- Mediation: Mediation is a voluntary, informal process where a neutral third party (the mediator) facilitates communication between the parties to help them reach a mutually acceptable resolution. The mediator does not impose a decision but assists the parties in finding common ground and negotiating a settlement. Mediation can be a cost-effective and efficient way to resolve disputes without resorting to litigation.
- Arbitration: Arbitration is a more formal process where an impartial third-party arbitrator hears the arguments from both parties and makes a binding decision to resolve the dispute. The arbitration process can be faster and less expensive than traditional litigation, but the parties typically have limited options to appeal the arbitrator’s decision. Some employment contracts may include arbitration clauses that require disputes to be resolved through arbitration rather than litigation.
- Litigation: If other methods of resolution fail or are not appropriate, parties may resort to litigation, where a court will hear the case and issue a decision. Litigation can be time-consuming and expensive, and the outcome may be uncertain. However, it may be necessary in situations where the parties cannot reach an agreement through other methods or where legal precedents need to be established.
Hiring an employment attorney can be beneficial, as they can:
- Help to clarify your rights and obligations under the deferred compensation plan and related agreements
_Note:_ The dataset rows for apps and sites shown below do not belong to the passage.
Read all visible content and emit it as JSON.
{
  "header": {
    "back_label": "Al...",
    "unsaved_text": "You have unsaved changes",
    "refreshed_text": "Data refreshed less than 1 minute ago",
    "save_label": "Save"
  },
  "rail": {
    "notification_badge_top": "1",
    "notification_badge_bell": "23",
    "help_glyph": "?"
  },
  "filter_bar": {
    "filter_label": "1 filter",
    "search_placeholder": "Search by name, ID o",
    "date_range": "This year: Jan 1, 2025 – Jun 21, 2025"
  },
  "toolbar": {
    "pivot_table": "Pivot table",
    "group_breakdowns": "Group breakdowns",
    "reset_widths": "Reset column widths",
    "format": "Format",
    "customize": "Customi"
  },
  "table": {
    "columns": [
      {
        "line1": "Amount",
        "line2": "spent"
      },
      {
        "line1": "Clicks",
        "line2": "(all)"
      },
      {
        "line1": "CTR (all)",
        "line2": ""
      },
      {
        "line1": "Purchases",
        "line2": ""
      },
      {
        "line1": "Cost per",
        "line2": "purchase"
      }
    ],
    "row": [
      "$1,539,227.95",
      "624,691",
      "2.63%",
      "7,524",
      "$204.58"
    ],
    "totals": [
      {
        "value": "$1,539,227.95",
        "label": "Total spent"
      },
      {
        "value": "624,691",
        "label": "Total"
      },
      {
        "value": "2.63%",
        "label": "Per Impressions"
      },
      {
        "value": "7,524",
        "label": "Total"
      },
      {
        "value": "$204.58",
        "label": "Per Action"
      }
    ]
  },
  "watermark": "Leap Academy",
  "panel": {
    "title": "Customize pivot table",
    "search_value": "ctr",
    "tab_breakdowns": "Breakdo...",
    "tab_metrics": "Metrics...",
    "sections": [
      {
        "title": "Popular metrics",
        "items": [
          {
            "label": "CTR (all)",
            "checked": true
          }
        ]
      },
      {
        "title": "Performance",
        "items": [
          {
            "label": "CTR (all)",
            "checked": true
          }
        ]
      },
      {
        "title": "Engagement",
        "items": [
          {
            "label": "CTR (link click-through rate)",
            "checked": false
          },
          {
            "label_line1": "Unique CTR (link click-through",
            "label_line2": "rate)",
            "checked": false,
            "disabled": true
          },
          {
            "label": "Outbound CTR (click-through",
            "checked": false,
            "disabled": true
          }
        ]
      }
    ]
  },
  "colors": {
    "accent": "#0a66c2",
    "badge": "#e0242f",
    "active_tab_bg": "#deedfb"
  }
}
- Provide guidance on the appropriate method of dispute resolution based on the specific circumstances of your case
- Assist with negotiating a settlement, preparing for mediation or arbitration, or representing you in litigation
- Advise you on the potential tax consequences of different resolution options
In complex cases involving significant sums of money or where the legal issues are particularly intricate, hiring an employment attorney can help you protect your interests and achieve a favorable outcome. It is generally a good idea to hire an attorney if you are unsure of your rights or obligations or if the dispute has the potential to escalate to a more formal dispute resolution process.
Do I Need a Lawyer for Help With a Deferred Compensation Lawsuit?
If you have been injured at work and are struggling to receive the compensation you deserve, it may be time to seek the guidance of a skilled workers’ compensation lawyer. LegalMatch can connect you with an experienced attorney in your area who can help you navigate the complex workers’ compensation process and fight for your rights.
Don’t wait – take the first step towards securing the compensation you deserve by visiting LegalMatch today.